→ Problem to solve
Please copy each line of the listing below in which the word "Management" appears.

→ Supplied entries
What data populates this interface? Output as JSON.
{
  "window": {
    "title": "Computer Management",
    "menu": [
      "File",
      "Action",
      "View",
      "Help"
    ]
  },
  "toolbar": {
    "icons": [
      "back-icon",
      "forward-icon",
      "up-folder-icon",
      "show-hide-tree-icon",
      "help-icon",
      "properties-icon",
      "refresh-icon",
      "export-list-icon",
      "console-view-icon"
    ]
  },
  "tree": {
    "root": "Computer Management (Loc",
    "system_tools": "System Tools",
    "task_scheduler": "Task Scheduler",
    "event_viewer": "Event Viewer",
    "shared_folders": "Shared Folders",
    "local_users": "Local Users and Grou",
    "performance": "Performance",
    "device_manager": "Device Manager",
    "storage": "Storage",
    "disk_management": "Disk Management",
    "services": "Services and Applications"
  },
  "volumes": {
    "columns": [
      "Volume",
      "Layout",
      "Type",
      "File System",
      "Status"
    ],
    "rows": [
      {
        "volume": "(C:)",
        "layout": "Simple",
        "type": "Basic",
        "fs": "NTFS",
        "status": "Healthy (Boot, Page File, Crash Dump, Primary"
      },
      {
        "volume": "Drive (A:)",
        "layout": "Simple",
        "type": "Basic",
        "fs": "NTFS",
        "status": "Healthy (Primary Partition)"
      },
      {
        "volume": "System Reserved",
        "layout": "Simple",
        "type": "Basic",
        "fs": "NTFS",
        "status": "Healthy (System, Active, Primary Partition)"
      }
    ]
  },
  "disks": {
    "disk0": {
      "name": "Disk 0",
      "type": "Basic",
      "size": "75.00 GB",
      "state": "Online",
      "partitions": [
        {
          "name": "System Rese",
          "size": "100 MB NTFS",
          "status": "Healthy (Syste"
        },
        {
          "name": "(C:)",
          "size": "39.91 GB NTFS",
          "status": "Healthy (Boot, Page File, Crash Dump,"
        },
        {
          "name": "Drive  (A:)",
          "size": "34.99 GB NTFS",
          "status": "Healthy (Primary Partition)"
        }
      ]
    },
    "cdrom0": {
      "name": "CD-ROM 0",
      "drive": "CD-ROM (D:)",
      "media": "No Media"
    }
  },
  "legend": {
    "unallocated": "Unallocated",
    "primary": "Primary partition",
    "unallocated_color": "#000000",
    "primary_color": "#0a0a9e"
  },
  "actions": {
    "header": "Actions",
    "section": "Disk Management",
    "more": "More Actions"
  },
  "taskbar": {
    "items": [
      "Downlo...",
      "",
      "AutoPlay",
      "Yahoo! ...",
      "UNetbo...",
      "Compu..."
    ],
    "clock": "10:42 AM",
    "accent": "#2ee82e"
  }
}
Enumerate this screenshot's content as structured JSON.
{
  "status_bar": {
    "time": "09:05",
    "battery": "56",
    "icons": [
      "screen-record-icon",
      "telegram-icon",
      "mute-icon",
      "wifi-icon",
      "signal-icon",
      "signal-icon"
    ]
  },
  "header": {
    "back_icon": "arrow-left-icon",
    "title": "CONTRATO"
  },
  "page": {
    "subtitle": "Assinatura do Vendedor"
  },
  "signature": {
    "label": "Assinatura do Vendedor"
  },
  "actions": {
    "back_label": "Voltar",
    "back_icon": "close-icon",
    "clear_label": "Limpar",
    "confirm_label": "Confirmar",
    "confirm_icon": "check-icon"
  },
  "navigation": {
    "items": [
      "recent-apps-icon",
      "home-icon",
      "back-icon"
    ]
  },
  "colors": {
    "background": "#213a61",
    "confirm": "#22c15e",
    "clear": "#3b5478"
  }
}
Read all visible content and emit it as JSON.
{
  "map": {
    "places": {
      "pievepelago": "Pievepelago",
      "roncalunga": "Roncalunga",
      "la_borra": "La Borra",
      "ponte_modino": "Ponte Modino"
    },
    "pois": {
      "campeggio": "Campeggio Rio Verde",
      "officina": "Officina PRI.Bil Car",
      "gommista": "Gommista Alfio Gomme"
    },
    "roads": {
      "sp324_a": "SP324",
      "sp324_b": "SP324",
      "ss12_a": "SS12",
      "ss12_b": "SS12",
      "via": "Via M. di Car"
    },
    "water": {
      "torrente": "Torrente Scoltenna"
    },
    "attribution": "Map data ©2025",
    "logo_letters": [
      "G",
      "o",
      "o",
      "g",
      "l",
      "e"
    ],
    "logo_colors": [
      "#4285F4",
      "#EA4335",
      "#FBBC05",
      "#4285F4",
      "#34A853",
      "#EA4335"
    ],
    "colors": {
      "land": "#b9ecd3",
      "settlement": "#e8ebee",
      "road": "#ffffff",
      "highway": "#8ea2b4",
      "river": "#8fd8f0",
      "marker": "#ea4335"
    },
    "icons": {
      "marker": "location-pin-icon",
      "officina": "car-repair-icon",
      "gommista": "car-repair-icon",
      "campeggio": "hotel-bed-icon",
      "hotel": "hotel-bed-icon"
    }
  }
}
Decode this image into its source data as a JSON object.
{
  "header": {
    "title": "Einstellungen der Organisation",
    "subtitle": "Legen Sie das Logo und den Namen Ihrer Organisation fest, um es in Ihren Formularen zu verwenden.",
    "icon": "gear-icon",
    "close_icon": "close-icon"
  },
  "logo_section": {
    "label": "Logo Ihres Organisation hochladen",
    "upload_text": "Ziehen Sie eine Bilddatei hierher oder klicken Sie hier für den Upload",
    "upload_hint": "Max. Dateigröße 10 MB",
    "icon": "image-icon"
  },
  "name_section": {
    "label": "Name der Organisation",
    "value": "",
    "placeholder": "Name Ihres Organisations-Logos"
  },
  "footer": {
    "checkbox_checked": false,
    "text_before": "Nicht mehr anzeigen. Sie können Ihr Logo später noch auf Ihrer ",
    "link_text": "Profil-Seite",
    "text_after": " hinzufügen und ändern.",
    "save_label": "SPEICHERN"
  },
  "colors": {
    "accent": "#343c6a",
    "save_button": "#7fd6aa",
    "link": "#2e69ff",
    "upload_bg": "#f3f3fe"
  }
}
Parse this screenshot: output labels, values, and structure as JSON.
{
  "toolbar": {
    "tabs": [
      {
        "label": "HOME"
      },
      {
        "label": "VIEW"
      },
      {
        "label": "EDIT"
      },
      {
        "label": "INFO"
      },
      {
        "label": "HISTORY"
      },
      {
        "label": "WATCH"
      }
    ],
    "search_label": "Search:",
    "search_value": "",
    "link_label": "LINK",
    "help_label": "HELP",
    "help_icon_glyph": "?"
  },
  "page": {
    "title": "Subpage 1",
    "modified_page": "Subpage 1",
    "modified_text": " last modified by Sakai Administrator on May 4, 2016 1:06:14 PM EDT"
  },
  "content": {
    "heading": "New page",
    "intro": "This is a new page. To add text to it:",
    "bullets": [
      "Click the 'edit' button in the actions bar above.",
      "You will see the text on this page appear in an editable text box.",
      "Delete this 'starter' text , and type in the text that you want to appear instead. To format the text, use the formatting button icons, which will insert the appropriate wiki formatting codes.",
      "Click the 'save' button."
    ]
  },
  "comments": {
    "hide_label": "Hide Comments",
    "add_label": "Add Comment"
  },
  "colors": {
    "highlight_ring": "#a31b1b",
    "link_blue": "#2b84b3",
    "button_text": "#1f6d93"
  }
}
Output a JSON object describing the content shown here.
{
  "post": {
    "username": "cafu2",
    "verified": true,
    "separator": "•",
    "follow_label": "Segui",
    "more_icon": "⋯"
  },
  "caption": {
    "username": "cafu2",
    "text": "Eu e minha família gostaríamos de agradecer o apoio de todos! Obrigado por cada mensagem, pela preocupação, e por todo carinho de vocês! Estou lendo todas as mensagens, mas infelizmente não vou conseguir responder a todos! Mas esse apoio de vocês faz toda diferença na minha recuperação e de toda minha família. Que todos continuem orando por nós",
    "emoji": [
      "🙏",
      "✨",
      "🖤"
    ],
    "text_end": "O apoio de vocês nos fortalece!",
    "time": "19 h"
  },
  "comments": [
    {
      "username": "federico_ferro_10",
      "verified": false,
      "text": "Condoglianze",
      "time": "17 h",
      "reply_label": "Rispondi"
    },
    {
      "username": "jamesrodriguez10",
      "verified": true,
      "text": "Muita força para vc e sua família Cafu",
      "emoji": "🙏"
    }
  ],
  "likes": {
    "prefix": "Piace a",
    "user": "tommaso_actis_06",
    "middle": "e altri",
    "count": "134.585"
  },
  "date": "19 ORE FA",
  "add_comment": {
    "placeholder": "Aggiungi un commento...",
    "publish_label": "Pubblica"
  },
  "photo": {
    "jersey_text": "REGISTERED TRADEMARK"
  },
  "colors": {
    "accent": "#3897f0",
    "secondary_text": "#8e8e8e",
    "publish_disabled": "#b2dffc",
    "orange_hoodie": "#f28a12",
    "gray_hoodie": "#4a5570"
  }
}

→ Answer for this exercise
    "title": "Computer Management",
    "root": "Computer Management (Loc",
    "disk_management": "Disk Management",
    "section": "Disk Management",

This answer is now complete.